### TASK REQUIREMENTS
Those lines of the following listing which contain the string "Miguel" should be returned.

### RECORDS TO PROCESS

▼

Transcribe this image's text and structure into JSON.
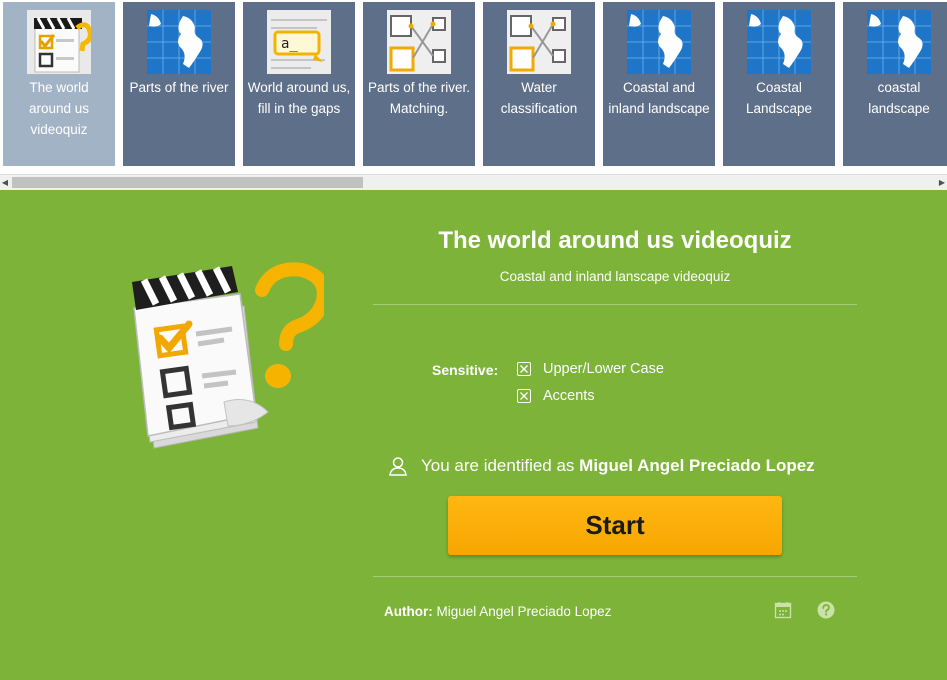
{
  "activities": [
    {
      "label": "The world around us videoquiz",
      "icon": "videoquiz-icon",
      "active": true
    },
    {
      "label": "Parts of the river",
      "icon": "globe-icon",
      "active": false
    },
    {
      "label": "World around us, fill in the gaps",
      "icon": "fill-gaps-icon",
      "active": false
    },
    {
      "label": "Parts of the river. Matching.",
      "icon": "matching-icon",
      "active": false
    },
    {
      "label": "Water classification",
      "icon": "matching-icon",
      "active": false
    },
    {
      "label": "Coastal and inland landscape",
      "icon": "globe-icon",
      "active": false
    },
    {
      "label": "Coastal Landscape",
      "icon": "globe-icon",
      "active": false
    },
    {
      "label": "coastal landscape",
      "icon": "globe-icon",
      "active": false
    }
  ],
  "quiz": {
    "title": "The world around us videoquiz",
    "subtitle": "Coastal and inland lanscape videoquiz",
    "sensitive_label": "Sensitive:",
    "options": [
      {
        "label": "Upper/Lower Case",
        "checked": true
      },
      {
        "label": "Accents",
        "checked": true
      }
    ],
    "identified_prefix": "You are identified as",
    "user_name": "Miguel Angel Preciado Lopez",
    "start_label": "Start",
    "author_label": "Author:",
    "author_name": "Miguel Angel Preciado Lopez"
  },
  "scroll": {
    "position": 0.0
  },
  "colors": {
    "background": "#7db338",
    "tile": "#5e7089",
    "tile_active": "#a3b3c6",
    "start_button": "#ffb010",
    "globe_blue": "#1f76c8"
  }
}
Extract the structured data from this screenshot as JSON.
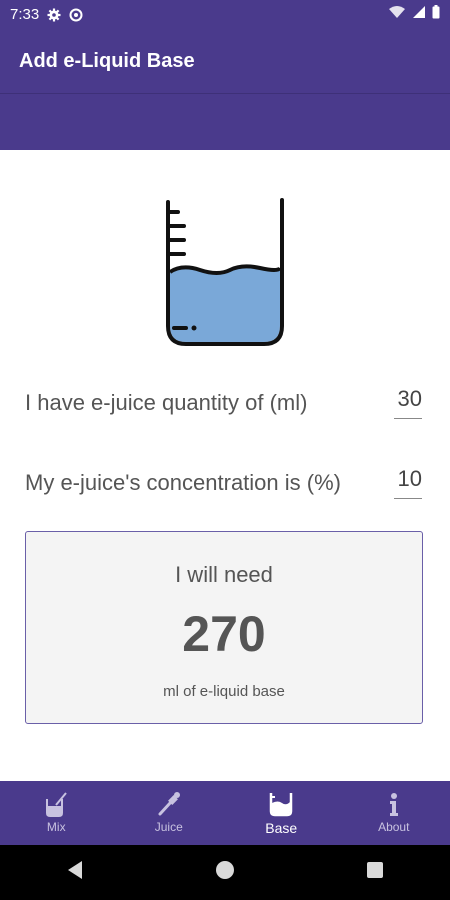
{
  "status_bar": {
    "time": "7:33"
  },
  "app_bar": {
    "title": "Add e-Liquid Base"
  },
  "form": {
    "quantity_label": "I have e-juice quantity of (ml)",
    "quantity_value": "30",
    "concentration_label": "My e-juice's concentration is (%)",
    "concentration_value": "10"
  },
  "result": {
    "intro": "I will need",
    "amount": "270",
    "unit": "ml of e-liquid base"
  },
  "bottom_nav": {
    "items": [
      {
        "label": "Mix",
        "icon": "mix-icon"
      },
      {
        "label": "Juice",
        "icon": "dropper-icon"
      },
      {
        "label": "Base",
        "icon": "beaker-icon",
        "active": true
      },
      {
        "label": "About",
        "icon": "info-icon"
      }
    ]
  },
  "colors": {
    "primary": "#4a3a8c",
    "liquid": "#7aa8d8"
  }
}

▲

### RESPONSE AREA
    "user_name": "Miguel Angel Preciado Lopez",
    "author_name": "Miguel Angel Preciado Lopez"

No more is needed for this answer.